After a hurricane, or other natural disasters, the Emergency Watershed Protection Program (EWP) is there to help many landowners. A good example of that is work taking place in Monroe County, Florida. The Florida Keys took the brunt of Hurricane Irma back in 2017, filling the network of canals with debris and sediment along with widespread damage. But that debris has been cleared and now the first of the 10-canal Hurricane Irma sediment removal projects is underway.
According to USDA’s Natural Resources Conservation Service (NRCS) in Florida, workers are setting up erosion and sediment control barriers, and staging areas with hay bales to safely remove sediment at three Marathon canals.
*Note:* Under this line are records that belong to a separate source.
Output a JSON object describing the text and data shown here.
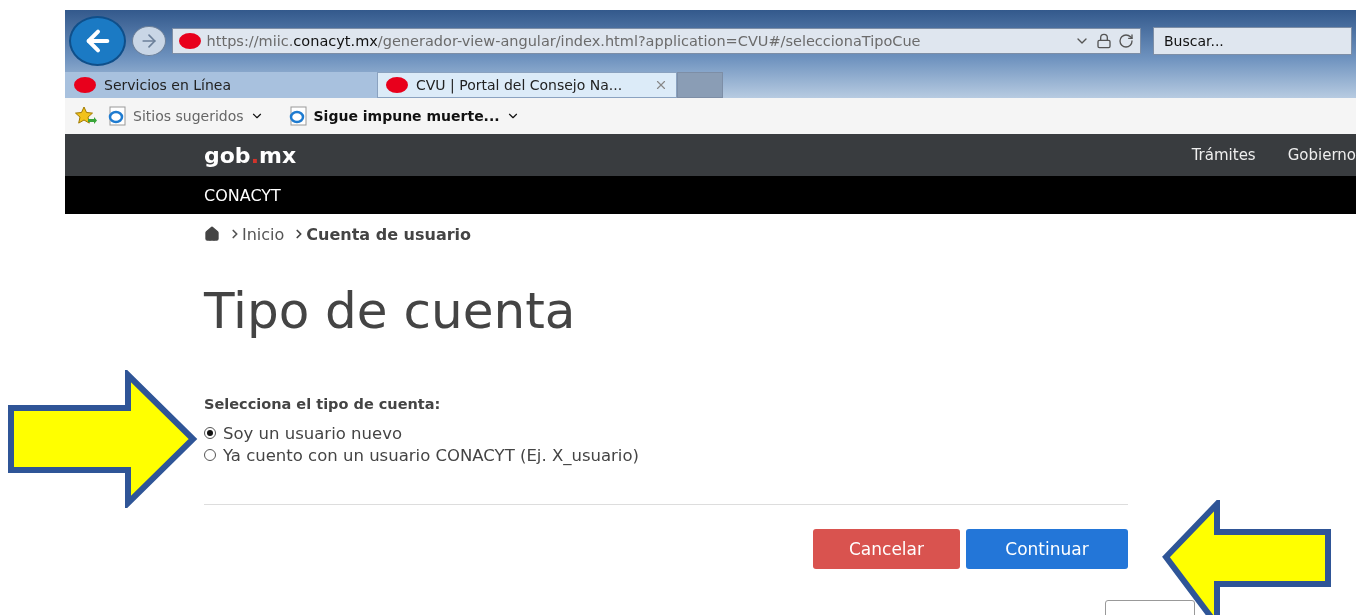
{
  "browser": {
    "url": "https://miic.**conacyt.mx**/generador-view-angular/index.html?application=CVU#/seleccionaTipoCue",
    "search": {
      "placeholder": "Buscar..."
    },
    "tabs": [
      {
        "label": "Servicios en Línea",
        "selected": false
      },
      {
        "label": "CVU | Portal del Consejo Na...",
        "selected": true
      }
    ],
    "favorites": [
      {
        "label": "Sitios sugeridos",
        "bold": false
      },
      {
        "label": "Sigue impune muerte...",
        "bold": true
      }
    ]
  },
  "header": {
    "logo": {
      "text": "gob",
      "accent": ".",
      "suffix": "mx"
    },
    "nav": [
      "Trámites",
      "Gobierno"
    ],
    "subtitle": "CONACYT"
  },
  "breadcrumb": [
    {
      "label": "Inicio",
      "current": false
    },
    {
      "label": "Cuenta de usuario",
      "current": true
    }
  ],
  "title": "Tipo de cuenta",
  "prompt": "Selecciona el tipo de cuenta:",
  "options": [
    {
      "label": "Soy un usuario nuevo",
      "selected": true
    },
    {
      "label": "Ya cuento con un usuario CONACYT (Ej. X_usuario)",
      "selected": false
    }
  ],
  "buttons": [
    {
      "label": "Cancelar",
      "kind": "danger"
    },
    {
      "label": "Continuar",
      "kind": "primary"
    }
  ]
}
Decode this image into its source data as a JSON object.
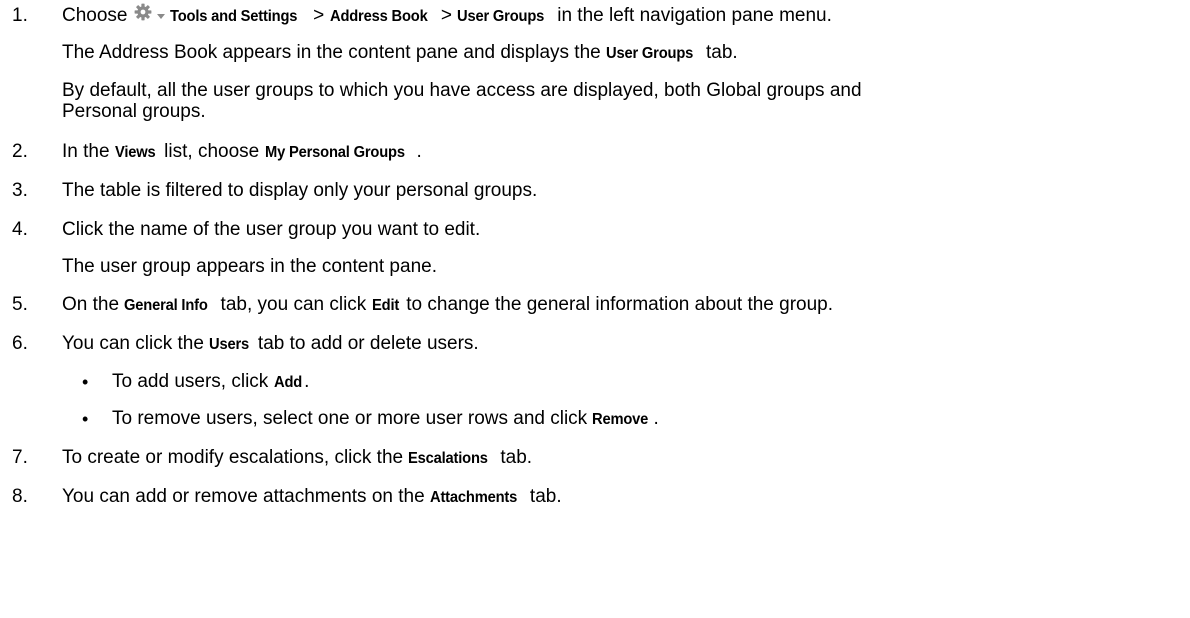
{
  "steps": [
    {
      "num": "1.",
      "pre": "Choose",
      "gear_icon": "gear-icon",
      "caret_icon": "caret-down-icon",
      "b1": "Tools and Settings",
      "sep1": " > ",
      "b2": "Address Book",
      "sep2": " > ",
      "b3": "User Groups",
      "post": " in the left navigation pane menu.",
      "p2_pre": "The Address Book appears in the content pane and displays the ",
      "p2_b": "User Groups",
      "p2_post": " tab.",
      "p3a": "By default, all the user groups to which you have access are displayed, both Global groups and",
      "p3b": "Personal groups."
    },
    {
      "num": "2.",
      "pre": "In the ",
      "b1": "Views",
      "mid": " list, choose ",
      "b2": "My Personal Groups",
      "post": "."
    },
    {
      "num": "3.",
      "text": "The table is filtered to display only your personal groups."
    },
    {
      "num": "4.",
      "text": "Click the name of the user group you want to edit.",
      "p2": "The user group appears in the content pane."
    },
    {
      "num": "5.",
      "pre": "On the ",
      "b1": "General Info",
      "mid1": " tab, you can click ",
      "b2": "Edit",
      "post": " to change the general information about the group."
    },
    {
      "num": "6.",
      "pre": "You can click the ",
      "b1": "Users",
      "post": " tab to add or delete users.",
      "bullets": [
        {
          "pre": "To add users, click ",
          "b": "Add",
          "post": "."
        },
        {
          "pre": "To remove users, select one or more user rows and click ",
          "b": "Remove",
          "post": "."
        }
      ]
    },
    {
      "num": "7.",
      "pre": "To create or modify escalations, click the ",
      "b1": "Escalations",
      "post": " tab."
    },
    {
      "num": "8.",
      "pre": "You can add or remove attachments on the ",
      "b1": "Attachments",
      "post": " tab."
    }
  ],
  "bullet_char": "•"
}
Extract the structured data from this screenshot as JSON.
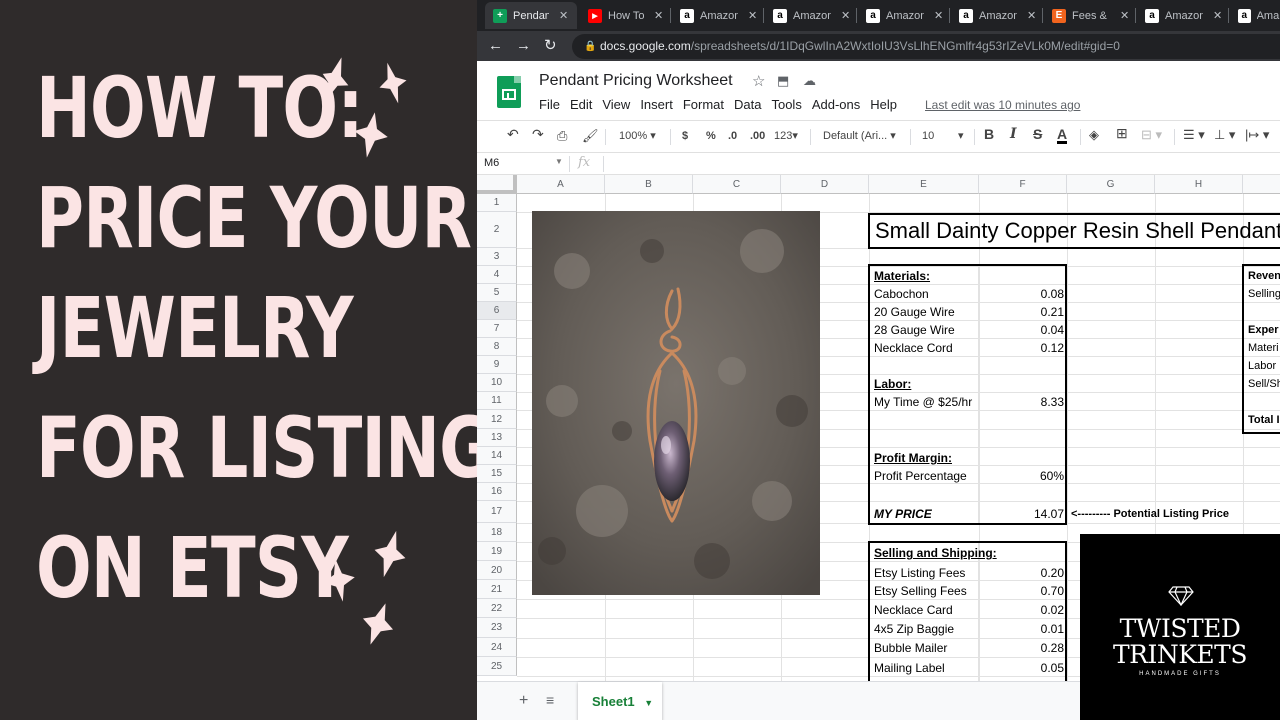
{
  "thumbnail": {
    "headline_lines": [
      "HOW TO:",
      "PRICE YOUR",
      "JEWELRY",
      "FOR LISTING",
      "ON ETSY"
    ]
  },
  "browser": {
    "tabs": [
      {
        "label": "Pendant",
        "icon": "sheets-icon",
        "active": true
      },
      {
        "label": "How To",
        "icon": "youtube-icon"
      },
      {
        "label": "Amazon",
        "icon": "amazon-icon"
      },
      {
        "label": "Amazon",
        "icon": "amazon-icon"
      },
      {
        "label": "Amazon",
        "icon": "amazon-icon"
      },
      {
        "label": "Amazon",
        "icon": "amazon-icon"
      },
      {
        "label": "Fees &",
        "icon": "etsy-icon"
      },
      {
        "label": "Amazon",
        "icon": "amazon-icon"
      },
      {
        "label": "Ama",
        "icon": "amazon-icon"
      }
    ],
    "url_host": "docs.google.com",
    "url_path": "/spreadsheets/d/1IDqGwlInA2WxtIoIU3VsLlhENGmlfr4g53rIZeVLk0M/edit#gid=0"
  },
  "sheets": {
    "title": "Pendant Pricing Worksheet",
    "menu": [
      "File",
      "Edit",
      "View",
      "Insert",
      "Format",
      "Data",
      "Tools",
      "Add-ons",
      "Help"
    ],
    "last_edit": "Last edit was 10 minutes ago",
    "toolbar": {
      "zoom": "100%",
      "currency": "$",
      "percent": "%",
      "dec_less": ".0",
      "dec_more": ".00",
      "format_more": "123",
      "font": "Default (Ari...",
      "font_size": "10",
      "bold": "B",
      "italic": "I",
      "strike": "S",
      "textcolor": "A"
    },
    "name_box": "M6",
    "fx": "fx",
    "columns": [
      "A",
      "B",
      "C",
      "D",
      "E",
      "F",
      "G",
      "H"
    ],
    "rows": [
      "1",
      "2",
      "3",
      "4",
      "5",
      "6",
      "7",
      "8",
      "9",
      "10",
      "11",
      "12",
      "13",
      "14",
      "15",
      "16",
      "17",
      "18",
      "19",
      "20",
      "21",
      "22",
      "23",
      "24",
      "25"
    ],
    "big_title": "Small Dainty Copper Resin Shell Pendant",
    "materials_header": "Materials:",
    "materials": [
      {
        "name": "Cabochon",
        "value": "0.08"
      },
      {
        "name": "20 Gauge Wire",
        "value": "0.21"
      },
      {
        "name": "28 Gauge Wire",
        "value": "0.04"
      },
      {
        "name": "Necklace Cord",
        "value": "0.12"
      }
    ],
    "labor_header": "Labor:",
    "labor": {
      "name": "My Time @ $25/hr",
      "value": "8.33"
    },
    "profit_header": "Profit Margin:",
    "profit": {
      "name": "Profit Percentage",
      "value": "60%"
    },
    "my_price": {
      "name": "MY PRICE",
      "value": "14.07"
    },
    "potential_note": "<--------- Potential Listing Price",
    "selling_header": "Selling and Shipping:",
    "selling": [
      {
        "name": "Etsy Listing Fees",
        "value": "0.20"
      },
      {
        "name": "Etsy Selling Fees",
        "value": "0.70"
      },
      {
        "name": "Necklace Card",
        "value": "0.02"
      },
      {
        "name": "4x5 Zip Baggie",
        "value": "0.01"
      },
      {
        "name": "Bubble Mailer",
        "value": "0.28"
      },
      {
        "name": "Mailing Label",
        "value": "0.05"
      }
    ],
    "right_box": {
      "revenue": "Reven",
      "selling": "Selling",
      "expenses": "Exper",
      "materials": "Materi",
      "labor": "Labor",
      "sell_ship": "Sell/Sh",
      "total": "Total I"
    },
    "sheet_tab": "Sheet1"
  },
  "logo": {
    "line1": "TWISTED",
    "line2": "TRINKETS",
    "sub": "HANDMADE GIFTS"
  }
}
NRCS funded $45.8 million for the cleanup through EWP, a program designed to help relieve imminent hazards to life and property caused by floods, fires, windstorms and hurricanes. Aid may include financial and technical assistance to remove debris from streams, protect destabilized stream banks and establish cover on critically eroding lands, repair conservation practices and purchase flood plain easements.
While public and private landowners are eligible for assistance, they must be represented by a project sponsor, like a city, county, conservation district or a Native American tribe or tribal organization. NRCS provides technical assistance and pays up to 75 percent of the construction. Local sources contribute the remaining portion in the form of cash or in-kind services.
To learn more about EWP, contact your local NRCS office.